§ Work to complete: Word for word, repeat all the entries below, but without the pictures.

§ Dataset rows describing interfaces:
- Opening Delimiter -

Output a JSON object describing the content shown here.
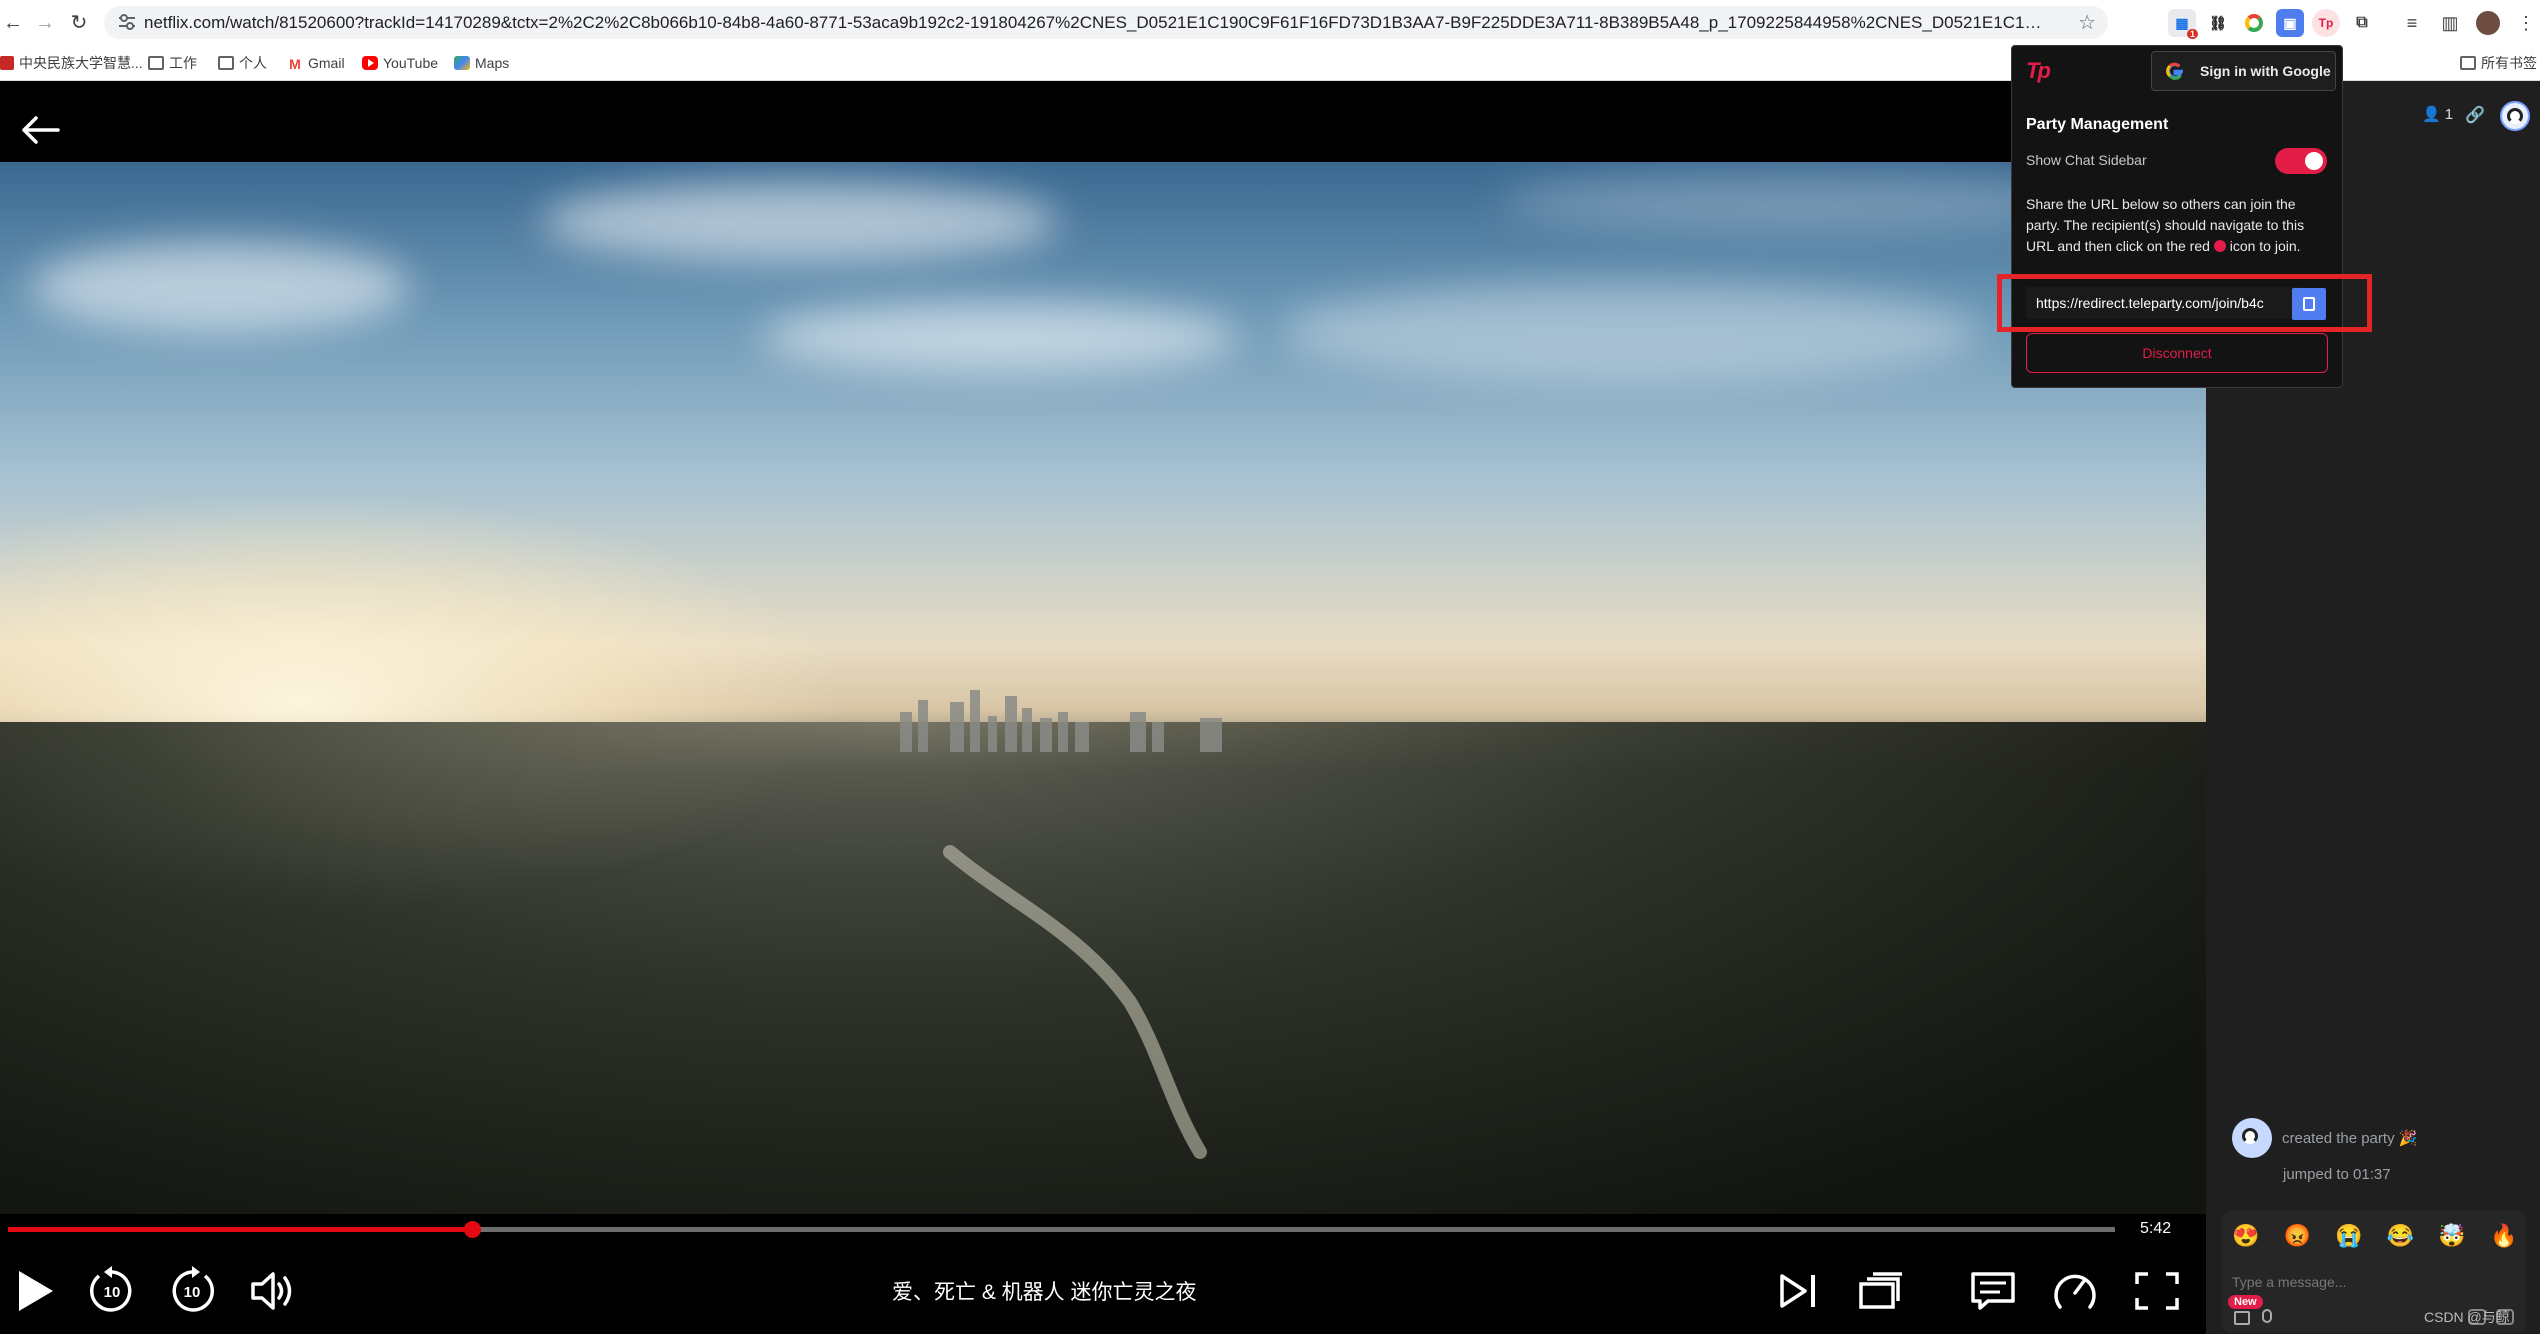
{
  "browser": {
    "url": "netflix.com/watch/81520600?trackId=14170289&tctx=2%2C2%2C8b066b10-84b8-4a60-8771-53aca9b192c2-191804267%2CNES_D0521E1C190C9F61F16FD73D1B3AA7-B9F225DDE3A711-8B389B5A48_p_1709225844958%2CNES_D0521E1C190C9F61F16FD73D1B3AA7_p_1709225844958%2C...",
    "bookmarks": [
      {
        "label": "中央民族大学智慧..."
      },
      {
        "label": "工作"
      },
      {
        "label": "个人"
      },
      {
        "label": "Gmail"
      },
      {
        "label": "YouTube"
      },
      {
        "label": "Maps"
      }
    ],
    "all_bookmarks_label": "所有书签",
    "extension_badge": "1"
  },
  "player": {
    "progress_fraction": 0.22,
    "time_remaining": "5:42",
    "title": "爱、死亡 & 机器人 迷你亡灵之夜",
    "skip_back": "10",
    "skip_forward": "10"
  },
  "popup": {
    "logo": "Tp",
    "google_signin_label": "Sign in with Google",
    "party_management_title": "Party Management",
    "show_chat_label": "Show Chat Sidebar",
    "show_chat_enabled": true,
    "share_text_1": "Share the URL below so others can join the party. The recipient(s) should navigate to this URL and then click on the red",
    "share_text_2": "icon to join.",
    "share_url": "https://redirect.teleparty.com/join/b4c",
    "disconnect_label": "Disconnect"
  },
  "sidebar": {
    "user_count": "1",
    "messages": [
      {
        "text": "created the party",
        "emoji": "🎉"
      },
      {
        "text": "jumped to 01:37"
      }
    ],
    "emoji_reactions": [
      "😍",
      "😡",
      "😭",
      "😂",
      "🤯",
      "🔥"
    ],
    "chat_placeholder": "Type a message...",
    "new_badge": "New"
  },
  "watermark": "CSDN @与鲸"
}
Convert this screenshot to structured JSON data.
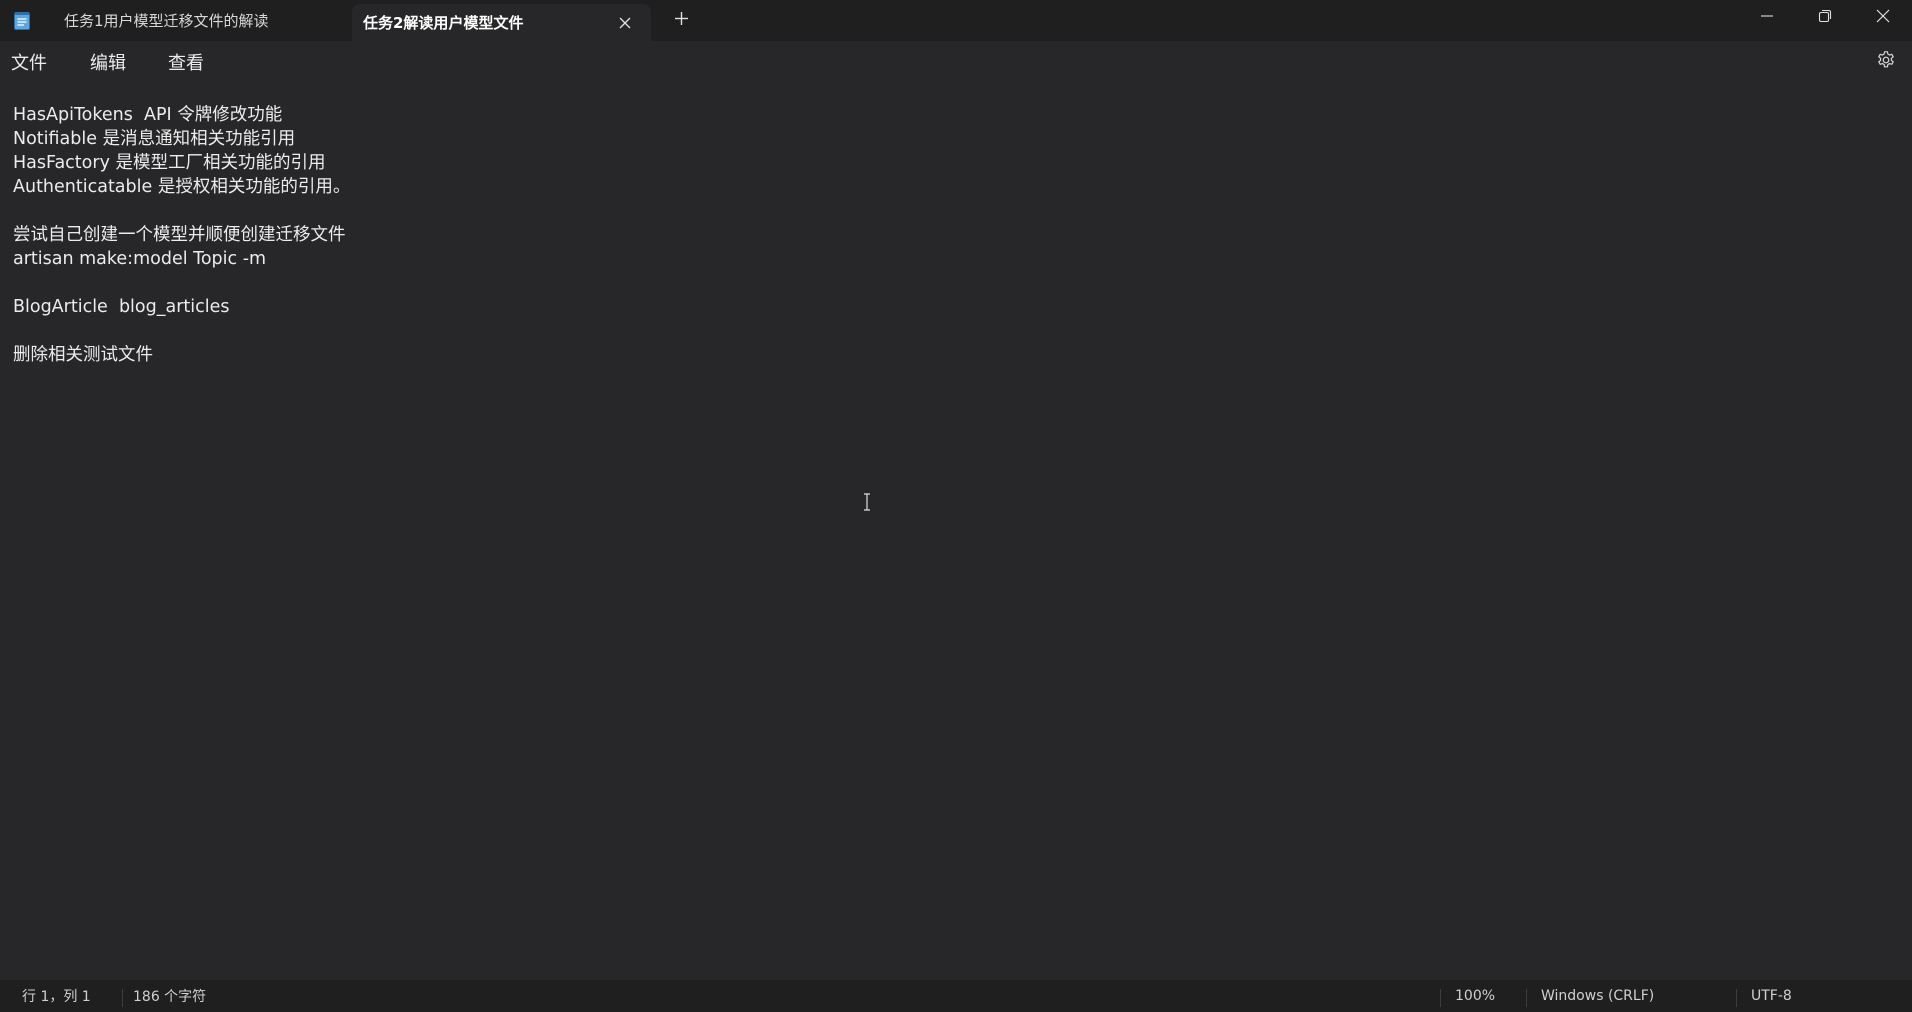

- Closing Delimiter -

§ Written solution:
Output a JSON object describing the content shown here.
{
  "browser": {
    "url": "netflix.com/watch/81520600?trackId=14170289&tctx=2%2C2%2C8b066b10-84b8-4a60-8771-53aca9b192c2-191804267%2CNES_D0521E1C190C9F61F16FD73D1B3AA7-B9F225DDE3A711-8B389B5A48_p_1709225844958%2CNES_D0521E1C190C9F61F16FD73D1B3AA7_p_1709225844958%2C...",
    "bookmarks": [
      {
        "label": "中央民族大学智慧..."
      },
      {
        "label": "工作"
      },
      {
        "label": "个人"
      },
      {
        "label": "Gmail"
      },
      {
        "label": "YouTube"
      },
      {
        "label": "Maps"
      }
    ],
    "all_bookmarks_label": "所有书签",
    "extension_badge": "1"
  },
  "player": {
    "progress_fraction": 0.22,
    "time_remaining": "5:42",
    "title": "爱、死亡 & 机器人 迷你亡灵之夜",
    "skip_back": "10",
    "skip_forward": "10"
  },
  "popup": {
    "logo": "Tp",
    "google_signin_label": "Sign in with Google",
    "party_management_title": "Party Management",
    "show_chat_label": "Show Chat Sidebar",
    "show_chat_enabled": true,
    "share_text_1": "Share the URL below so others can join the party. The recipient(s) should navigate to this URL and then click on the red",
    "share_text_2": "icon to join.",
    "share_url": "https://redirect.teleparty.com/join/b4c",
    "disconnect_label": "Disconnect"
  },
  "sidebar": {
    "user_count": "1",
    "messages": [
      {
        "text": "created the party",
        "emoji": "🎉"
      },
      {
        "text": "jumped to 01:37"
      }
    ],
    "emoji_reactions": [
      "😍",
      "😡",
      "😭",
      "😂",
      "🤯",
      "🔥"
    ],
    "chat_placeholder": "Type a message...",
    "new_badge": "New"
  },
  "watermark": "CSDN @与鲸"
}
Convert this screenshot to structured JSON data.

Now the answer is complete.